Planning a beautiful, healthy, trouble-free yard begins with asking three basic questions:

  •   What kinds of grasses, trees, and other plants will thrive in my region?
  •   How many of each kind of plant do I want?
  •   How should they be placed and arranged in my yard?

The following strategies will boost the health of your yard and garden, and they will minimize pests, water and chemical usage, soil erosion, runoff, and pollution.

1. Start with a Plan

Begin with a well-planned design. Sketch your yard showing the location of existing structures, trees, shrubs, and grass. Graph paper will help you estimate your needs more accurately. As you plan, consider budget, appearance, function, maintenance, and water requirements. Test your soil and correct any deficiencies.

2. Reduce Thirsty Turf Grass Area

In most landscaped areas, turf grasses have the highest water demand and the highest maintenance requirements of all plants. Alternative plant areas and other forms of ground cover can reduce your ongoing expenditures of time, energy, and money. Group plants that have similar watering needs to prevent overwatering and excessive plant growth; and mulch around trees and bedded plants to discourage weeds, retain soil moisture, and insulate and protect plant root systems.

3. Grow Native Landscape Plants

Native plants are the best choice for trouble-free gardening. They need less water and fertilizer, and have fewer pest problems than plants imported from other areas.

4. Practice Diversity

Incorporate a variety of plants. Diverse plantings provide food and cover for a variety of living things. Diversity minimizes damage from pests because many attack only one plant species. A mix of compatible ground cover, low-growing, and medium-to-tall plants also enhances visual appeal.

5. Install Low-Maintenance Design Features

Lawn edging and hard surfaces between turf and other landscape features reduce weeds, trimming, and use of herbicides. Dense plantings provide shade that keeps out invading weeds. Avoid narrow strips or odd shapes of turf grass that will be difficult to irrigate without wasting water.

6. Minimize Soil Disturbance

Avoid frequent, deep cultivation, which can damage plant roots, dry out the soil, disturb healthy soil organisms, and bring weed seeds to the surface where they will germinate.

7. Design Your Landscape to Minimize Runoff Pollution

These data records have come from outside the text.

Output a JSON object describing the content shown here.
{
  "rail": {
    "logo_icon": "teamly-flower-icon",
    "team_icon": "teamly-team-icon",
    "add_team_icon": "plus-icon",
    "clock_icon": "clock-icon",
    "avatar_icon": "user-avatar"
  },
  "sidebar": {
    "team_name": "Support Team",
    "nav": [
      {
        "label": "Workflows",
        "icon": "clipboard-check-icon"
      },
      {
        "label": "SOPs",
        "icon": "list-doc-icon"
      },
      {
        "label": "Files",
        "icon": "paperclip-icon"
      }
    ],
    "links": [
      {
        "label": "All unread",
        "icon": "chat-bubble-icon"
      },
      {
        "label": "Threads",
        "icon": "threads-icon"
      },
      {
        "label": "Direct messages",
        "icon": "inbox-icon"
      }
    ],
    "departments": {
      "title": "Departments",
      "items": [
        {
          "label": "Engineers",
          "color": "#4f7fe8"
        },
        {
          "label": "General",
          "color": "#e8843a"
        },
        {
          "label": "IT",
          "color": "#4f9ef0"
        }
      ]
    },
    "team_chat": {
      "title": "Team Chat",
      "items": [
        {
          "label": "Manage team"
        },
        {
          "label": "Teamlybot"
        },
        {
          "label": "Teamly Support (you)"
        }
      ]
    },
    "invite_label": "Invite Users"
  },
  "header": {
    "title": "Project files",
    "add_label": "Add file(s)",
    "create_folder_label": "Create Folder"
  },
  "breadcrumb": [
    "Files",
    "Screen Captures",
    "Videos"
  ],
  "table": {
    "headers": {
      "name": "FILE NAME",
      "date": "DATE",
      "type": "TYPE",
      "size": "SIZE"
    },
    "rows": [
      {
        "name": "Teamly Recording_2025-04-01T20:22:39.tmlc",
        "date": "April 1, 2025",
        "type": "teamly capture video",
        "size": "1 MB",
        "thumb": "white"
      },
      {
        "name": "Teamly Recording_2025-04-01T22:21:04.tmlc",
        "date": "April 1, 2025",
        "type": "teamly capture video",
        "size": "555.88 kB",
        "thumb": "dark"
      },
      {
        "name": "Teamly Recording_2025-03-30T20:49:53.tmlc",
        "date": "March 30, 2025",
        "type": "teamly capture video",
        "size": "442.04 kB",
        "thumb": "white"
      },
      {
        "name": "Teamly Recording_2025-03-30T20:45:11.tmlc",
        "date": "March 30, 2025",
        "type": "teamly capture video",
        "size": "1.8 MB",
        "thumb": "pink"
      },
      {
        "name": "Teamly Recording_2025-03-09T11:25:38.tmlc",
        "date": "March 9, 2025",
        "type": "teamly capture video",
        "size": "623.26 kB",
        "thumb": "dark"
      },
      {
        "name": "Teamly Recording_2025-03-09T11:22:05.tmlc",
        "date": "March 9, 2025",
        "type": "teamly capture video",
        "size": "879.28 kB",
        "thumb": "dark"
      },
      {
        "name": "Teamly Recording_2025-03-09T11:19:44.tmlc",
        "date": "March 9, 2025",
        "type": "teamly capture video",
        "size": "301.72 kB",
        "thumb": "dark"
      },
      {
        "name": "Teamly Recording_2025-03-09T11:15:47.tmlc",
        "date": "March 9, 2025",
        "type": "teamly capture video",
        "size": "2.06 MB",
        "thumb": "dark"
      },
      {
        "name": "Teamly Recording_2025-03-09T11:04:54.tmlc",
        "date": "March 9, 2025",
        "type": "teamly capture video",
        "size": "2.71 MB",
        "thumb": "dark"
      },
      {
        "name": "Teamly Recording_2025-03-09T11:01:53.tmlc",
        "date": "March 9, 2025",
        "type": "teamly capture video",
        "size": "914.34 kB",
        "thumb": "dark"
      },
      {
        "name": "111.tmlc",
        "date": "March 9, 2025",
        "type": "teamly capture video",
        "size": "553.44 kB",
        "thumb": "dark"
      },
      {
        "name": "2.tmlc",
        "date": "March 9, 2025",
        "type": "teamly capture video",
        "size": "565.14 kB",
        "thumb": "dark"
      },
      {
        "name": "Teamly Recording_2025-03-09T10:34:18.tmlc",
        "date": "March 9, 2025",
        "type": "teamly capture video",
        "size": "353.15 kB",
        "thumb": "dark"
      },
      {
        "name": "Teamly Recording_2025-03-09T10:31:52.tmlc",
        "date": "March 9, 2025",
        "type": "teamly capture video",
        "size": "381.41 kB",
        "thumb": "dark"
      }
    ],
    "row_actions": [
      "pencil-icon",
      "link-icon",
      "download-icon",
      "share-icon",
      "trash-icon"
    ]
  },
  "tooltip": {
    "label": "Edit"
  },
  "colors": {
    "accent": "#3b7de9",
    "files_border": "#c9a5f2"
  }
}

Take note of slopes, and consider including buffer zones of turf grass or other thick vegetation to absorb runoff from buildings and patios, and to reduce runoff into driveways and streets. Place plants with higher water requirements on the lower end of slopes.

8. Put Trees to Work Reducing Your Energy Costs

Trees not only increase residential property value, they attract songbirds and other entertaining wildlife. In addition, deciduous trees planted appropriately along the south and west sides of buildings can reduce summer air conditioning costs by up to 20 percent. In winter they lose their leaves, allowing the sun’s rays to shine through and warm your house.

Additional Resources:

For more information

Regarding the design and planning of your yard, see Local Resources for contacts your county extension office, city environmental office, local garden center, and other organizations in your area. These sources can help you design a yard that is appropriate to your climate, soil, and other local features.